◆ Task instructions ◆
From the material below, copy out each line with the word "Salary" in it.

□ □ □ □ □

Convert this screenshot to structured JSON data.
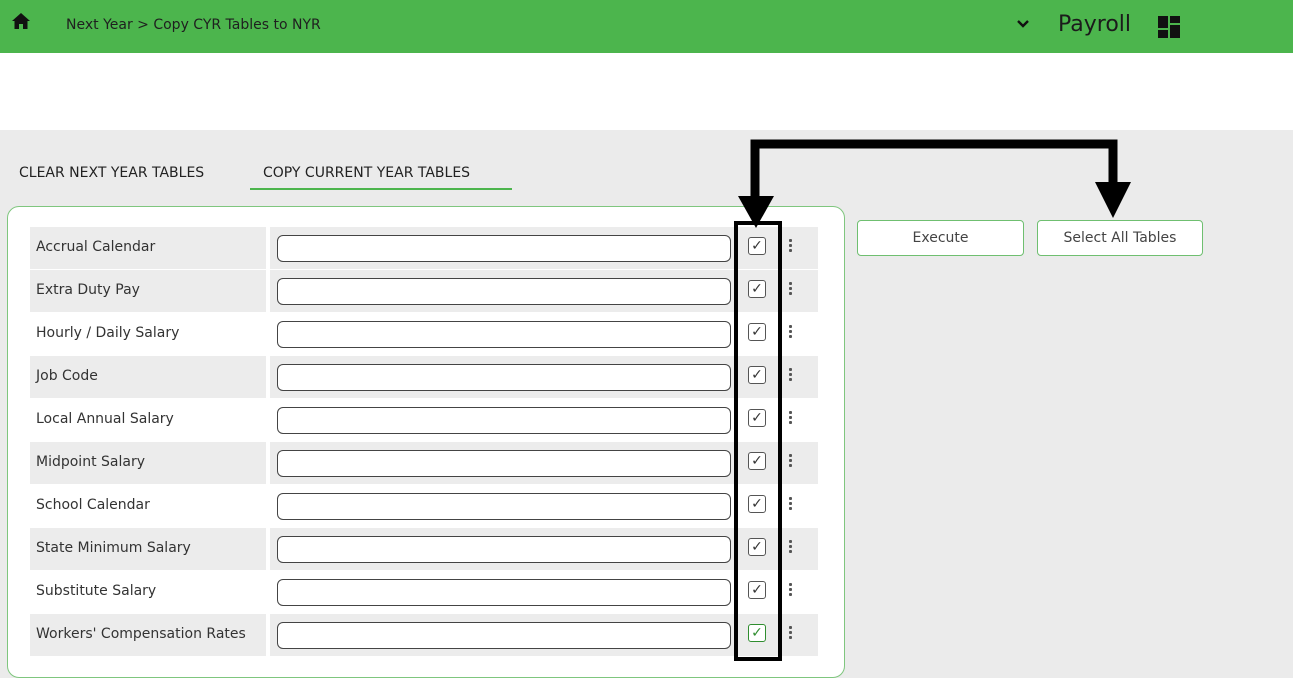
{
  "header": {
    "breadcrumb": "Next Year > Copy CYR Tables to NYR",
    "app_name": "Payroll",
    "brand_color": "#4cb54d"
  },
  "tabs": [
    {
      "label": "CLEAR NEXT YEAR TABLES",
      "active": false
    },
    {
      "label": "COPY CURRENT YEAR TABLES",
      "active": true
    }
  ],
  "tables": [
    {
      "label": "Accrual Calendar",
      "value": "",
      "checked": true
    },
    {
      "label": "Extra Duty Pay",
      "value": "",
      "checked": true
    },
    {
      "label": "Hourly / Daily Salary",
      "value": "",
      "checked": true
    },
    {
      "label": "Job Code",
      "value": "",
      "checked": true
    },
    {
      "label": "Local Annual Salary",
      "value": "",
      "checked": true
    },
    {
      "label": "Midpoint Salary",
      "value": "",
      "checked": true
    },
    {
      "label": "School Calendar",
      "value": "",
      "checked": true
    },
    {
      "label": "State Minimum Salary",
      "value": "",
      "checked": true
    },
    {
      "label": "Substitute Salary",
      "value": "",
      "checked": true
    },
    {
      "label": "Workers' Compensation Rates",
      "value": "",
      "checked": true
    }
  ],
  "buttons": {
    "execute": "Execute",
    "select_all": "Select All Tables"
  },
  "icons": {
    "home": "home-icon",
    "chevron": "chevron-down-icon",
    "apps": "app-grid-icon",
    "checkbox": "check-icon",
    "row_menu": "kebab-icon"
  }
}
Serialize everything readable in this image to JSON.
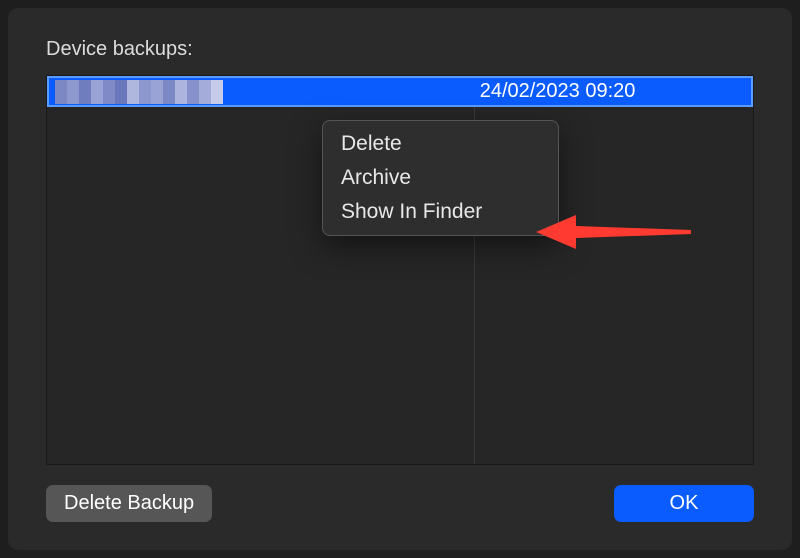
{
  "section_label": "Device backups:",
  "backup_row": {
    "date": "24/02/2023 09:20"
  },
  "context_menu": {
    "delete": "Delete",
    "archive": "Archive",
    "show_in_finder": "Show In Finder"
  },
  "buttons": {
    "delete_backup": "Delete Backup",
    "ok": "OK"
  },
  "colors": {
    "selection": "#0a5cff",
    "arrow": "#ff3a30"
  }
}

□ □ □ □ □

◆ Exercise answer ◆
      "label": "Hourly / Daily Salary",
      "label": "Local Annual Salary",
      "label": "Midpoint Salary",
      "label": "State Minimum Salary",
      "label": "Substitute Salary",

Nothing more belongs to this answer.